» What the task asks
All of the records below need to be copied exactly.

(Recorded data)
--*--
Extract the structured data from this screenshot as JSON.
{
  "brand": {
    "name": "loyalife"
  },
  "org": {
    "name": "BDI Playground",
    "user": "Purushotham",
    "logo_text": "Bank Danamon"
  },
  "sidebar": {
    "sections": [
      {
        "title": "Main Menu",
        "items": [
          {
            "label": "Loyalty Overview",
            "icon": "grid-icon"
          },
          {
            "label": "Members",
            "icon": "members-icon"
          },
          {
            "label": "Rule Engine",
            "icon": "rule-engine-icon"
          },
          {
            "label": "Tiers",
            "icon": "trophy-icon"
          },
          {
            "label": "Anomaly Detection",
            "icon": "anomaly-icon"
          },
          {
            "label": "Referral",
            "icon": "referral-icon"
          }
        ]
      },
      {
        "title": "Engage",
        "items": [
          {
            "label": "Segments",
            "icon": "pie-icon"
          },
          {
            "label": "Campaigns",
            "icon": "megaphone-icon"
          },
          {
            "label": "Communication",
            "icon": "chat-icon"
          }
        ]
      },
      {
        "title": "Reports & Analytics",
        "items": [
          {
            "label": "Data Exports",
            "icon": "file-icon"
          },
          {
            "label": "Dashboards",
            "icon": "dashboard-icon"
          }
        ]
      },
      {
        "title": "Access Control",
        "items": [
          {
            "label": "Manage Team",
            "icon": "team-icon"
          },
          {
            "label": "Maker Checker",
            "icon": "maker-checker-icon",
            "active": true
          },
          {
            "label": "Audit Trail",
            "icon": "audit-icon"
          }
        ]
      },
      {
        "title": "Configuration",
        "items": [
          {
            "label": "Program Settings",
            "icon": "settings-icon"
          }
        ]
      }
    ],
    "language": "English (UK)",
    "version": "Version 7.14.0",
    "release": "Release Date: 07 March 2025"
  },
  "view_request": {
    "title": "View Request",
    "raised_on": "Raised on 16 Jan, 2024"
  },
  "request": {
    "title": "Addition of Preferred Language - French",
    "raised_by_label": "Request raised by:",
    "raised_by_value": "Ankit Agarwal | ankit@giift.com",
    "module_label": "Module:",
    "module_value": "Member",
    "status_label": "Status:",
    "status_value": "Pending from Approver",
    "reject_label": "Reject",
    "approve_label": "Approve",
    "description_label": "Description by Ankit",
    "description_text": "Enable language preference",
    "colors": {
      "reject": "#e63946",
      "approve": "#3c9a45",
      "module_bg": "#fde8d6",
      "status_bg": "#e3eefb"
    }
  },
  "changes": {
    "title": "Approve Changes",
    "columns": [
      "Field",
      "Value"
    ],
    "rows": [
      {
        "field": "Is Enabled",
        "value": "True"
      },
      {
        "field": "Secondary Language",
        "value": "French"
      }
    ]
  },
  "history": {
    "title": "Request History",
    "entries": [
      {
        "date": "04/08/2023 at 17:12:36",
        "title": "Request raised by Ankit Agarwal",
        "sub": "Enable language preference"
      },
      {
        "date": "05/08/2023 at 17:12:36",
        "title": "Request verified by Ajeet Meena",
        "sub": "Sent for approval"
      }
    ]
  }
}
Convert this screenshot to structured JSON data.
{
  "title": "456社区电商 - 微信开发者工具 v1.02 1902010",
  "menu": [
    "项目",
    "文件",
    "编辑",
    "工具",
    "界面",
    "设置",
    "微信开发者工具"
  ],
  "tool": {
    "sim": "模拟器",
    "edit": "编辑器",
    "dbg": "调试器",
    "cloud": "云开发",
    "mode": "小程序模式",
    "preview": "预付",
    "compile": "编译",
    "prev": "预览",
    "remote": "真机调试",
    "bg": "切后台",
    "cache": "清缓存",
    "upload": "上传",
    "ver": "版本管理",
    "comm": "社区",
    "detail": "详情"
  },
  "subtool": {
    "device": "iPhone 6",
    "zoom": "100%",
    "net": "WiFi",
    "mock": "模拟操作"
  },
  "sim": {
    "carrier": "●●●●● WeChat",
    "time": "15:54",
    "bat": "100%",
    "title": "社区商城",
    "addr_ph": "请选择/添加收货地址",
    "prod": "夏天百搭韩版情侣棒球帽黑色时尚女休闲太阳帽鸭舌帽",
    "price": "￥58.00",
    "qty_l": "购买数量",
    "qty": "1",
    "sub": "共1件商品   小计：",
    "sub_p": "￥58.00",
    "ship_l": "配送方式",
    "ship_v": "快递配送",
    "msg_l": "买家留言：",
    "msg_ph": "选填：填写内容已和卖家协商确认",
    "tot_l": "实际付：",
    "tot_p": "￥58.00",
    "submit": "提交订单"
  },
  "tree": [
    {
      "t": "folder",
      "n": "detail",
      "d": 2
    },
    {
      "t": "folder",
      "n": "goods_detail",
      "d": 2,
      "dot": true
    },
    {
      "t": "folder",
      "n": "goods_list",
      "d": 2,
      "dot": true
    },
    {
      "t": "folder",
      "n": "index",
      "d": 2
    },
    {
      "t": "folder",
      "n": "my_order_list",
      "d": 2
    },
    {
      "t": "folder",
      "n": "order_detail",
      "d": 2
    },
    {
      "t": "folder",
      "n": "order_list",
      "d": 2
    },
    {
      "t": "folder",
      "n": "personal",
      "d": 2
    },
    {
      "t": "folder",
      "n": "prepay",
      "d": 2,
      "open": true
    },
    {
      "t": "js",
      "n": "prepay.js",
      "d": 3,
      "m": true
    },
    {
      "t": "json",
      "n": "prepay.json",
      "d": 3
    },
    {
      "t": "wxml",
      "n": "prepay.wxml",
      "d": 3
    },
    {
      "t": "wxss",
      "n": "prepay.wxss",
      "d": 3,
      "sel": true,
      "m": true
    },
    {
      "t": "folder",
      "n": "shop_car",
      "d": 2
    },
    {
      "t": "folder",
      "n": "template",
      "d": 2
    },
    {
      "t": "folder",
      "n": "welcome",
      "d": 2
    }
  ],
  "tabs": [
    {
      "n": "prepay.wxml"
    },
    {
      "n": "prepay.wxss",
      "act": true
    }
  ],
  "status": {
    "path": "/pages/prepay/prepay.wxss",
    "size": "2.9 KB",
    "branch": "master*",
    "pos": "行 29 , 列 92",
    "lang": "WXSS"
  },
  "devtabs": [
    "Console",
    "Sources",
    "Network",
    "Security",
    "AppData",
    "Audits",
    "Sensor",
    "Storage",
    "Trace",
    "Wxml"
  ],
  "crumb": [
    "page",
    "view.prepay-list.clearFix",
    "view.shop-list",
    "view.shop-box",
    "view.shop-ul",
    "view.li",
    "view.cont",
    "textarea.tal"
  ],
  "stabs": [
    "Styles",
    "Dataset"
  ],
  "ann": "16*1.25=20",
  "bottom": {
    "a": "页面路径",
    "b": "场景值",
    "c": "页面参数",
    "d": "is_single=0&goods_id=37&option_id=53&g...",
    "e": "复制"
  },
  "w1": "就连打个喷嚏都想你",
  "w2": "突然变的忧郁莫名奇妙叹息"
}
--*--
» Final answer
Extract the structured data from this screenshot as JSON.
{
  "brand": {
    "name": "loyalife"
  },
  "org": {
    "name": "BDI Playground",
    "user": "Purushotham",
    "logo_text": "Bank Danamon"
  },
  "sidebar": {
    "sections": [
      {
        "title": "Main Menu",
        "items": [
          {
            "label": "Loyalty Overview",
            "icon": "grid-icon"
          },
          {
            "label": "Members",
            "icon": "members-icon"
          },
          {
            "label": "Rule Engine",
            "icon": "rule-engine-icon"
          },
          {
            "label": "Tiers",
            "icon": "trophy-icon"
          },
          {
            "label": "Anomaly Detection",
            "icon": "anomaly-icon"
          },
          {
            "label": "Referral",
            "icon": "referral-icon"
          }
        ]
      },
      {
        "title": "Engage",
        "items": [
          {
            "label": "Segments",
            "icon": "pie-icon"
          },
          {
            "label": "Campaigns",
            "icon": "megaphone-icon"
          },
          {
            "label": "Communication",
            "icon": "chat-icon"
          }
        ]
      },
      {
        "title": "Reports & Analytics",
        "items": [
          {
            "label": "Data Exports",
            "icon": "file-icon"
          },
          {
            "label": "Dashboards",
            "icon": "dashboard-icon"
          }
        ]
      },
      {
        "title": "Access Control",
        "items": [
          {
            "label": "Manage Team",
            "icon": "team-icon"
          },
          {
            "label": "Maker Checker",
            "icon": "maker-checker-icon",
            "active": true
          },
          {
            "label": "Audit Trail",
            "icon": "audit-icon"
          }
        ]
      },
      {
        "title": "Configuration",
        "items": [
          {
            "label": "Program Settings",
            "icon": "settings-icon"
          }
        ]
      }
    ],
    "language": "English (UK)",
    "version": "Version 7.14.0",
    "release": "Release Date: 07 March 2025"
  },
  "view_request": {
    "title": "View Request",
    "raised_on": "Raised on 16 Jan, 2024"
  },
  "request": {
    "title": "Addition of Preferred Language - French",
    "raised_by_label": "Request raised by:",
    "raised_by_value": "Ankit Agarwal | ankit@giift.com",
    "module_label": "Module:",
    "module_value": "Member",
    "status_label": "Status:",
    "status_value": "Pending from Approver",
    "reject_label": "Reject",
    "approve_label": "Approve",
    "description_label": "Description by Ankit",
    "description_text": "Enable language preference",
    "colors": {
      "reject": "#e63946",
      "approve": "#3c9a45",
      "module_bg": "#fde8d6",
      "status_bg": "#e3eefb"
    }
  },
  "changes": {
    "title": "Approve Changes",
    "columns": [
      "Field",
      "Value"
    ],
    "rows": [
      {
        "field": "Is Enabled",
        "value": "True"
      },
      {
        "field": "Secondary Language",
        "value": "French"
      }
    ]
  },
  "history": {
    "title": "Request History",
    "entries": [
      {
        "date": "04/08/2023 at 17:12:36",
        "title": "Request raised by Ankit Agarwal",
        "sub": "Enable language preference"
      },
      {
        "date": "05/08/2023 at 17:12:36",
        "title": "Request verified by Ajeet Meena",
        "sub": "Sent for approval"
      }
    ]
  }
}
Convert this screenshot to structured JSON data.
{
  "title": "456社区电商 - 微信开发者工具 v1.02 1902010",
  "menu": [
    "项目",
    "文件",
    "编辑",
    "工具",
    "界面",
    "设置",
    "微信开发者工具"
  ],
  "tool": {
    "sim": "模拟器",
    "edit": "编辑器",
    "dbg": "调试器",
    "cloud": "云开发",
    "mode": "小程序模式",
    "preview": "预付",
    "compile": "编译",
    "prev": "预览",
    "remote": "真机调试",
    "bg": "切后台",
    "cache": "清缓存",
    "upload": "上传",
    "ver": "版本管理",
    "comm": "社区",
    "detail": "详情"
  },
  "subtool": {
    "device": "iPhone 6",
    "zoom": "100%",
    "net": "WiFi",
    "mock": "模拟操作"
  },
  "sim": {
    "carrier": "●●●●● WeChat",
    "time": "15:54",
    "bat": "100%",
    "title": "社区商城",
    "addr_ph": "请选择/添加收货地址",
    "prod": "夏天百搭韩版情侣棒球帽黑色时尚女休闲太阳帽鸭舌帽",
    "price": "￥58.00",
    "qty_l": "购买数量",
    "qty": "1",
    "sub": "共1件商品   小计：",
    "sub_p": "￥58.00",
    "ship_l": "配送方式",
    "ship_v": "快递配送",
    "msg_l": "买家留言：",
    "msg_ph": "选填：填写内容已和卖家协商确认",
    "tot_l": "实际付：",
    "tot_p": "￥58.00",
    "submit": "提交订单"
  },
  "tree": [
    {
      "t": "folder",
      "n": "detail",
      "d": 2
    },
    {
      "t": "folder",
      "n": "goods_detail",
      "d": 2,
      "dot": true
    },
    {
      "t": "folder",
      "n": "goods_list",
      "d": 2,
      "dot": true
    },
    {
      "t": "folder",
      "n": "index",
      "d": 2
    },
    {
      "t": "folder",
      "n": "my_order_list",
      "d": 2
    },
    {
      "t": "folder",
      "n": "order_detail",
      "d": 2
    },
    {
      "t": "folder",
      "n": "order_list",
      "d": 2
    },
    {
      "t": "folder",
      "n": "personal",
      "d": 2
    },
    {
      "t": "folder",
      "n": "prepay",
      "d": 2,
      "open": true
    },
    {
      "t": "js",
      "n": "prepay.js",
      "d": 3,
      "m": true
    },
    {
      "t": "json",
      "n": "prepay.json",
      "d": 3
    },
    {
      "t": "wxml",
      "n": "prepay.wxml",
      "d": 3
    },
    {
      "t": "wxss",
      "n": "prepay.wxss",
      "d": 3,
      "sel": true,
      "m": true
    },
    {
      "t": "folder",
      "n": "shop_car",
      "d": 2
    },
    {
      "t": "folder",
      "n": "template",
      "d": 2
    },
    {
      "t": "folder",
      "n": "welcome",
      "d": 2
    }
  ],
  "tabs": [
    {
      "n": "prepay.wxml"
    },
    {
      "n": "prepay.wxss",
      "act": true
    }
  ],
  "status": {
    "path": "/pages/prepay/prepay.wxss",
    "size": "2.9 KB",
    "branch": "master*",
    "pos": "行 29 , 列 92",
    "lang": "WXSS"
  },
  "devtabs": [
    "Console",
    "Sources",
    "Network",
    "Security",
    "AppData",
    "Audits",
    "Sensor",
    "Storage",
    "Trace",
    "Wxml"
  ],
  "crumb": [
    "page",
    "view.prepay-list.clearFix",
    "view.shop-list",
    "view.shop-box",
    "view.shop-ul",
    "view.li",
    "view.cont",
    "textarea.tal"
  ],
  "stabs": [
    "Styles",
    "Dataset"
  ],
  "ann": "16*1.25=20",
  "bottom": {
    "a": "页面路径",
    "b": "场景值",
    "c": "页面参数",
    "d": "is_single=0&goods_id=37&option_id=53&g...",
    "e": "复制"
  },
  "w1": "就连打个喷嚏都想你",
  "w2": "突然变的忧郁莫名奇妙叹息"
}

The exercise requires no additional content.